Explaining the significance of cybersecurity threats is a great way to help enforce digital safety among a workforce. Organizations should encourage each individual employee to monitor their devices and report any suspicious activity, regardless of the perceived threat level. Especially in hybrid/remote work environments, it is crucial to ensure employees understand that all security measures implemented in the workplace also apply to remotely-used devices.
Lastly, when hacks and cyber attacks are successfully thwarted, be sure to share these achievements to further highlight the importance and effectiveness of digital diligence.
3. Integrate Zero-trust with existing security models
For companies who are not yet ready to disconnect their VPN, it is possible to increase security by adding zero-trust access to existing systems.
Whereas VPNs conduct only a single authentication check and then provide access to the entire network, the zero trust model continuously authorizes user identities and connects them only to applications and resources rather than the network itself. With the combined zero trust/VPN approach, organizations can gain substantial security benefits without a large change to their infrastructure.
Whether they are augmenting or fully replacing their VPNs, organizations should be moving in the direction of zero trust access. By eliminating transitive trust and continuously identifying and authenticating every device, zero trust provides a higher level of security than the traditional perimeter approach and enables businesses to securely connect all users to their working environments, regardless of location. In a world whose workforce is only becoming more distributed, the time to begin adopting zero trust is now.

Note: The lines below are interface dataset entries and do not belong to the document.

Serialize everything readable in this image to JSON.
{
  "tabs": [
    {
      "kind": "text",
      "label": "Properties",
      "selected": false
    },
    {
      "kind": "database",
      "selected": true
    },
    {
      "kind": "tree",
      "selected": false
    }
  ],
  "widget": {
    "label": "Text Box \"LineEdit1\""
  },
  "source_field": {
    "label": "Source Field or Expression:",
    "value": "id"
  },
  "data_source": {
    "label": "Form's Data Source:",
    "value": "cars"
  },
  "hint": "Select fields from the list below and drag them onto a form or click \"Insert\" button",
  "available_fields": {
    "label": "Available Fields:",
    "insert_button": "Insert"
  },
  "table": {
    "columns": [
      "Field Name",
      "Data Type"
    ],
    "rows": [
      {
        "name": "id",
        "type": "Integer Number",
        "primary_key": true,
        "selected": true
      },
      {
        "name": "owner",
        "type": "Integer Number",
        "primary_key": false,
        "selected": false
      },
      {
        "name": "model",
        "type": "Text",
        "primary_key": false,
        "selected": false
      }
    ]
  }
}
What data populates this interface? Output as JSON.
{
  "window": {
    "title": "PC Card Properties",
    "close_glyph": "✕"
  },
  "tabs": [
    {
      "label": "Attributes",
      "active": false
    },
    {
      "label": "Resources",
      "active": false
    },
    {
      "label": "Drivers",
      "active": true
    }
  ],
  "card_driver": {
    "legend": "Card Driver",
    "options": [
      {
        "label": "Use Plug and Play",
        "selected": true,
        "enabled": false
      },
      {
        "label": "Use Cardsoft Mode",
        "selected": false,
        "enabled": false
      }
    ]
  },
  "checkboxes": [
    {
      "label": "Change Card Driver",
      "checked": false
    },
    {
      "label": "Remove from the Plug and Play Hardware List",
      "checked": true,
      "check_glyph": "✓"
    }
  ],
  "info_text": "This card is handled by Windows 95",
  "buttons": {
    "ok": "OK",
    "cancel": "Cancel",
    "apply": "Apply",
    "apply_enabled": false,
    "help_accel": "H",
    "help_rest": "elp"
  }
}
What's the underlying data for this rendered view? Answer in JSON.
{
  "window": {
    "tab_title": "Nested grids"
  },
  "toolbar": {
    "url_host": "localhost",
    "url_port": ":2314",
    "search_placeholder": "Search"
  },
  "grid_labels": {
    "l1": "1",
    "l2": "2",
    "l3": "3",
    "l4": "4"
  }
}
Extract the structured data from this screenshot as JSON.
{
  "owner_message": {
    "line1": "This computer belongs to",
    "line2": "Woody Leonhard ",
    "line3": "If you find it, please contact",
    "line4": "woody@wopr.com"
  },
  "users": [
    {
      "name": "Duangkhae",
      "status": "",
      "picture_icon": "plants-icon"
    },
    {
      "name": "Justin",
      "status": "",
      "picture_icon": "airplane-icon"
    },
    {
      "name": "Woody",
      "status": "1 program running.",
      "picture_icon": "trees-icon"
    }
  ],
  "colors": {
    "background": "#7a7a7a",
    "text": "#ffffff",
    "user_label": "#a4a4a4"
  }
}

The list of successful cyberattacks sadly grows each week, and there are few signs this scourge will abate anytime soon. But if organizations take the time to develop, practice and execute security plans, educate employees across all levels, and update existing cybersecurity architecture with more modern technologies, corporate data and assets will be significantly harder to hack. The best way to succeed in the fight against cybercrime and data breaches is to prepare for them before they happen.